If the News of the World Is Involved in Plot to Bug My Car I Wouldn't Be Surprised; MI5 DIDN'T PLANT DEVICE SHERIDAN SAYS.. BUT I HAVE AN IDEA WHO DID
Byline: By MARK SMITH
TOMMY Sheridan reopened his bitter feud with Rupert Murdoch yesterday by claiming the tycoon's media empire was behind the bug in his car.
The Solidarity leader, who last summer won a pounds 200,000 libel case against the News of the World, said he would not be surprised if its parent company was out to get him.
The MSP said: "Everybody in Scotland knows I have been involved in a major battle with News International.
"I would not be surprised if they were seeking to elicit information about me through such means.
In a reference to Clive Goodman, the News of the World reporter jailed for listening to royal aides' phone messages, he added: "I would not be surprised if News International are brought into it, given their record of bugging people in the past."
Mr Sheridan has previously accused the Murdoch-owned company of teaming up with MI5 to fake a video of him confessing to visiting a Manchester swingers' club.
But yesterday he rubbished claims the Government was involved. He said: "I do not know for certain who is responsible - but I certainly could not suggest this was the responsibility of the security forces."
Mr Sheridan revealed he was warned last September that News International had him under 24-hour surveillance.
He said the tip-off, which came just a month after his court victory, came from someone "close to the company". But a police search of his house found no devices.
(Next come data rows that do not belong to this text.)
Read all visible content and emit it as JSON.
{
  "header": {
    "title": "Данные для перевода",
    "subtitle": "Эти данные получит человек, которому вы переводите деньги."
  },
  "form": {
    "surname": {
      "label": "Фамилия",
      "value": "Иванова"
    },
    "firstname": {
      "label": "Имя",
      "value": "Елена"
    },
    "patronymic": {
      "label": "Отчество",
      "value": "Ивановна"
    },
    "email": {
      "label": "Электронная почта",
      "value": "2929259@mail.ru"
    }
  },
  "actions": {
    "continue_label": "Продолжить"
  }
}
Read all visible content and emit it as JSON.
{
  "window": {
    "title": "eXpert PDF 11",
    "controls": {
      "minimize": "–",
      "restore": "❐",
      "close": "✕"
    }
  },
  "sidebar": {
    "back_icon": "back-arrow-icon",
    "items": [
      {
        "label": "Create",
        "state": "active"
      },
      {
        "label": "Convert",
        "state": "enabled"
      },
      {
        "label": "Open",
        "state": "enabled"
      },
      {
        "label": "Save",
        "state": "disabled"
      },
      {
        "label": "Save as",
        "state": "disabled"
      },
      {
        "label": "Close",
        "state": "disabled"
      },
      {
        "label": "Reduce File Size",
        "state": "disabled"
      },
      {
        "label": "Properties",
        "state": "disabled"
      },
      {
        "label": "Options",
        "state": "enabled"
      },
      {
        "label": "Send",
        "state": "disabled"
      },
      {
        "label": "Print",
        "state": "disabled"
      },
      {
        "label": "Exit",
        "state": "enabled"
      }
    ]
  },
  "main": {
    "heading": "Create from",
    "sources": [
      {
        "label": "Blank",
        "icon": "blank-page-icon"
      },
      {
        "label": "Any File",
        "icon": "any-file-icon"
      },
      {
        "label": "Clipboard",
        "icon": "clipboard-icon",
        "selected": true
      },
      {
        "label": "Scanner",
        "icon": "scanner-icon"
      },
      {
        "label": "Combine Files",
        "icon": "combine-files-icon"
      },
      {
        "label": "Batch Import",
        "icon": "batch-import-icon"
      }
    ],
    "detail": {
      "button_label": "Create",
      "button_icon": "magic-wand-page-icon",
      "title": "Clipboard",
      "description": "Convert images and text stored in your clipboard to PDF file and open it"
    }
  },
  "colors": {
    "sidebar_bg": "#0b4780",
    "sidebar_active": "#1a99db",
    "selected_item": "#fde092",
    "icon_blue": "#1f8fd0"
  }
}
He then received an email in October telling him his car was being bugged. It also contained details of his private life.
A search of his silver Honda Civic again found no evidence he was being spied on.
The Scottish Daily Mirror was contacted a month later by an anonymous source who also claimed Sheridan was being watched.
The bug was found in the back seat of his car on Thursday after a fresh warning, sent to his office at the Scottish Parliament.
Mr Sheridan said: "The letter had a bit of authenticity and that led me to contact a security analyst and the police."
The letter, envelope and stamp have now been passed to the police for forensic and DNA tests. The listening device is also being examined by detectives.
The Glasgow MSP has followed police advice not to go into detail about the letter. …